Standard German, High German, or more precisely Standard High German (German: Standarddeutsch, Hochdeutsch, Standardhochdeutsch or, in Switzerland, Schriftdeutsch), is the standardized variety of the German language used in formal contexts and for communication between different dialect areas. It is a pluricentric Dachsprache with three codified (or standardised) specific regional variants: German Standard German, Austrian Standard German, and Swiss Standard German.

Regarding the spelling and punctuation, a recommended standard is published by the Council for German Orthography which represents the governments of all majority and minority German-speaking countries and dependencies.[1] Adherence is obligatory for government institutions, including schools. Regarding the pronunciation, although there is no official standards body, there is a long-standing de facto standard pronunciation (Bühnendeutsch), most commonly used in formal speech and teaching materials. It is similar to the formal German spoken in and around Hanover. Adherence to those standards by private individuals and companies, including the print and audio-visual media, is voluntary but widespread.

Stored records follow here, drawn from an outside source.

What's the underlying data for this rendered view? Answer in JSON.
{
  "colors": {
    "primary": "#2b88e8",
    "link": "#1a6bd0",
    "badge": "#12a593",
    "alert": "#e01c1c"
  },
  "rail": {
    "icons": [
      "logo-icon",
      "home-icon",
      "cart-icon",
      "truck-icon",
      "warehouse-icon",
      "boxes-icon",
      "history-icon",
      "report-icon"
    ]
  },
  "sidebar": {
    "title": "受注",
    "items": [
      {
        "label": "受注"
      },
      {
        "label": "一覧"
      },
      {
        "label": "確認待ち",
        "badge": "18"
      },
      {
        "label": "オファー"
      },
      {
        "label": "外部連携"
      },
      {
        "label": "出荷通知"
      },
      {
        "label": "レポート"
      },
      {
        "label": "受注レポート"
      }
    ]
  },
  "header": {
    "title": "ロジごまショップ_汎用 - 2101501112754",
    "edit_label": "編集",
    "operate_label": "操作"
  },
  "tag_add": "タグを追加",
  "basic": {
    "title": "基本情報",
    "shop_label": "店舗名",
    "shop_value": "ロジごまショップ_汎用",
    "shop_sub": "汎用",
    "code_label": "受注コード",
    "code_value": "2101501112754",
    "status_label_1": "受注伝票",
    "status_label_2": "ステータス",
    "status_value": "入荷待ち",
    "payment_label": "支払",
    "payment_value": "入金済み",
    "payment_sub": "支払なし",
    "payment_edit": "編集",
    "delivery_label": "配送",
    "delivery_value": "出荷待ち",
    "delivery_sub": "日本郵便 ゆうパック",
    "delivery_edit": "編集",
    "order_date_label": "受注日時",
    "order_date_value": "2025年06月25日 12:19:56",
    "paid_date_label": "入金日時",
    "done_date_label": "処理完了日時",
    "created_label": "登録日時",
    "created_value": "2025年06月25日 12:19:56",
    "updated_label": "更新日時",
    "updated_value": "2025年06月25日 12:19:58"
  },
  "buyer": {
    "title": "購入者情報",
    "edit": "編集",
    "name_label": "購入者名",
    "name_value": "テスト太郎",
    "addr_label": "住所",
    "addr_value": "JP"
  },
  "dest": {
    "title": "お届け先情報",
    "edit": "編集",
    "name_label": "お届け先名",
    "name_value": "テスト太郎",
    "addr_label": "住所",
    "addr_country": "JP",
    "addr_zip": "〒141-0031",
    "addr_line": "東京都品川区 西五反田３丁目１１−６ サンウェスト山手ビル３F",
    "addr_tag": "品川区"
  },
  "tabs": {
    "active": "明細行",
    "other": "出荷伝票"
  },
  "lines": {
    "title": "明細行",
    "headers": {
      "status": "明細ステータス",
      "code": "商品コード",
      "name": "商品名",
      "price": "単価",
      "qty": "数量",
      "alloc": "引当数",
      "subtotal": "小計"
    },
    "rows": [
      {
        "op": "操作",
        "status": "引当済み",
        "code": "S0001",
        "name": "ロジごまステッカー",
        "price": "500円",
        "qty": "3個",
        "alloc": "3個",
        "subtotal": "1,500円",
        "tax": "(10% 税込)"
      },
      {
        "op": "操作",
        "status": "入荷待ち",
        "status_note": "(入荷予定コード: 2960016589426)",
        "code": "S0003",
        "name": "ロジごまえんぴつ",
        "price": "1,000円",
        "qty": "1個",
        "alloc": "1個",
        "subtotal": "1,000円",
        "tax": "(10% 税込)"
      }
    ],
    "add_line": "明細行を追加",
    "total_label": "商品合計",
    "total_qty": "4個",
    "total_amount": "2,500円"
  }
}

As of 2020, there were 132 million speakers of Standard German, mostly concentrated in German-speaking Europe.[2]